Records provided ▸
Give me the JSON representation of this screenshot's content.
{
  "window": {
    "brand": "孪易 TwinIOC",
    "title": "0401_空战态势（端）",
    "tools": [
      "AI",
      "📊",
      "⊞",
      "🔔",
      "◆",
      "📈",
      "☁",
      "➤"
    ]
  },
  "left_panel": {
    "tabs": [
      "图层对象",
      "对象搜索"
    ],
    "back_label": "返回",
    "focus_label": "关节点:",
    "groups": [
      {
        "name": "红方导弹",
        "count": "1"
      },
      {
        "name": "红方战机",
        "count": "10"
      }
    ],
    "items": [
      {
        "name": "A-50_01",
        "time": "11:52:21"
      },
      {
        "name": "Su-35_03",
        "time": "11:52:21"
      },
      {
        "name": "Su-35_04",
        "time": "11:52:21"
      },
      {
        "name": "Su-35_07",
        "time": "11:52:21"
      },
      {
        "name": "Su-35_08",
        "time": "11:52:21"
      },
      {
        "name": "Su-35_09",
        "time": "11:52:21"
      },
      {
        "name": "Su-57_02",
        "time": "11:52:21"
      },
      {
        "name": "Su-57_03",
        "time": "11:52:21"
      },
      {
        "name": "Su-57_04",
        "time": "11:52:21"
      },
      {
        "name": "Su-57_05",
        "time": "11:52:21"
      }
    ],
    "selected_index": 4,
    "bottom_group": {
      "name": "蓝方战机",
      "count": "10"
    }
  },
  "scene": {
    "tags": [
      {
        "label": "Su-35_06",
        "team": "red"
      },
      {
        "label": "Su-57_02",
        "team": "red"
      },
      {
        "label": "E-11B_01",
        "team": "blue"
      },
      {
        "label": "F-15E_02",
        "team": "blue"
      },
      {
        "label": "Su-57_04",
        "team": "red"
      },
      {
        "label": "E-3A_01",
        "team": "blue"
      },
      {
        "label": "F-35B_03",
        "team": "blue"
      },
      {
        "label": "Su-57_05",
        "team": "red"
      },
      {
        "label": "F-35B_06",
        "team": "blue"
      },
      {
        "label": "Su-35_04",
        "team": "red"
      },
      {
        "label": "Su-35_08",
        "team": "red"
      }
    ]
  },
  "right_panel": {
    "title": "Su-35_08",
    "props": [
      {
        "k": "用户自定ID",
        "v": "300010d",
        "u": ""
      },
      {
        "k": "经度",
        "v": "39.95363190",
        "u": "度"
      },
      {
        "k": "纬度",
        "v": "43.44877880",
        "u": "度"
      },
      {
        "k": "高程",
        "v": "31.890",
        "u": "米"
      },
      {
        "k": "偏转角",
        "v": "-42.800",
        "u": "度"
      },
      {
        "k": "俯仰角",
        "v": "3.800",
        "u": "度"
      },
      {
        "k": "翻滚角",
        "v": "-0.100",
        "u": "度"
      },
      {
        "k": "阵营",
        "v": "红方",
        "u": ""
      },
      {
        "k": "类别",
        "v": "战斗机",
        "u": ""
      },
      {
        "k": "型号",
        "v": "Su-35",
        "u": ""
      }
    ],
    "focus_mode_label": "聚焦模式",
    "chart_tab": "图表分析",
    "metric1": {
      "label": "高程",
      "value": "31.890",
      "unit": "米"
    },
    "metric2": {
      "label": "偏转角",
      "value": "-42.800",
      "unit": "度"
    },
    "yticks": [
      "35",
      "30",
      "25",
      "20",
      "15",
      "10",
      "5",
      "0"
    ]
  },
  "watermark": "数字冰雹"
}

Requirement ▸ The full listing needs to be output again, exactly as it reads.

Output of the task ▸
Give me the JSON representation of this screenshot's content.
{
  "window": {
    "brand": "孪易 TwinIOC",
    "title": "0401_空战态势（端）",
    "tools": [
      "AI",
      "📊",
      "⊞",
      "🔔",
      "◆",
      "📈",
      "☁",
      "➤"
    ]
  },
  "left_panel": {
    "tabs": [
      "图层对象",
      "对象搜索"
    ],
    "back_label": "返回",
    "focus_label": "关节点:",
    "groups": [
      {
        "name": "红方导弹",
        "count": "1"
      },
      {
        "name": "红方战机",
        "count": "10"
      }
    ],
    "items": [
      {
        "name": "A-50_01",
        "time": "11:52:21"
      },
      {
        "name": "Su-35_03",
        "time": "11:52:21"
      },
      {
        "name": "Su-35_04",
        "time": "11:52:21"
      },
      {
        "name": "Su-35_07",
        "time": "11:52:21"
      },
      {
        "name": "Su-35_08",
        "time": "11:52:21"
      },
      {
        "name": "Su-35_09",
        "time": "11:52:21"
      },
      {
        "name": "Su-57_02",
        "time": "11:52:21"
      },
      {
        "name": "Su-57_03",
        "time": "11:52:21"
      },
      {
        "name": "Su-57_04",
        "time": "11:52:21"
      },
      {
        "name": "Su-57_05",
        "time": "11:52:21"
      }
    ],
    "selected_index": 4,
    "bottom_group": {
      "name": "蓝方战机",
      "count": "10"
    }
  },
  "scene": {
    "tags": [
      {
        "label": "Su-35_06",
        "team": "red"
      },
      {
        "label": "Su-57_02",
        "team": "red"
      },
      {
        "label": "E-11B_01",
        "team": "blue"
      },
      {
        "label": "F-15E_02",
        "team": "blue"
      },
      {
        "label": "Su-57_04",
        "team": "red"
      },
      {
        "label": "E-3A_01",
        "team": "blue"
      },
      {
        "label": "F-35B_03",
        "team": "blue"
      },
      {
        "label": "Su-57_05",
        "team": "red"
      },
      {
        "label": "F-35B_06",
        "team": "blue"
      },
      {
        "label": "Su-35_04",
        "team": "red"
      },
      {
        "label": "Su-35_08",
        "team": "red"
      }
    ]
  },
  "right_panel": {
    "title": "Su-35_08",
    "props": [
      {
        "k": "用户自定ID",
        "v": "300010d",
        "u": ""
      },
      {
        "k": "经度",
        "v": "39.95363190",
        "u": "度"
      },
      {
        "k": "纬度",
        "v": "43.44877880",
        "u": "度"
      },
      {
        "k": "高程",
        "v": "31.890",
        "u": "米"
      },
      {
        "k": "偏转角",
        "v": "-42.800",
        "u": "度"
      },
      {
        "k": "俯仰角",
        "v": "3.800",
        "u": "度"
      },
      {
        "k": "翻滚角",
        "v": "-0.100",
        "u": "度"
      },
      {
        "k": "阵营",
        "v": "红方",
        "u": ""
      },
      {
        "k": "类别",
        "v": "战斗机",
        "u": ""
      },
      {
        "k": "型号",
        "v": "Su-35",
        "u": ""
      }
    ],
    "focus_mode_label": "聚焦模式",
    "chart_tab": "图表分析",
    "metric1": {
      "label": "高程",
      "value": "31.890",
      "unit": "米"
    },
    "metric2": {
      "label": "偏转角",
      "value": "-42.800",
      "unit": "度"
    },
    "yticks": [
      "35",
      "30",
      "25",
      "20",
      "15",
      "10",
      "5",
      "0"
    ]
  },
  "watermark": "数字冰雹"
}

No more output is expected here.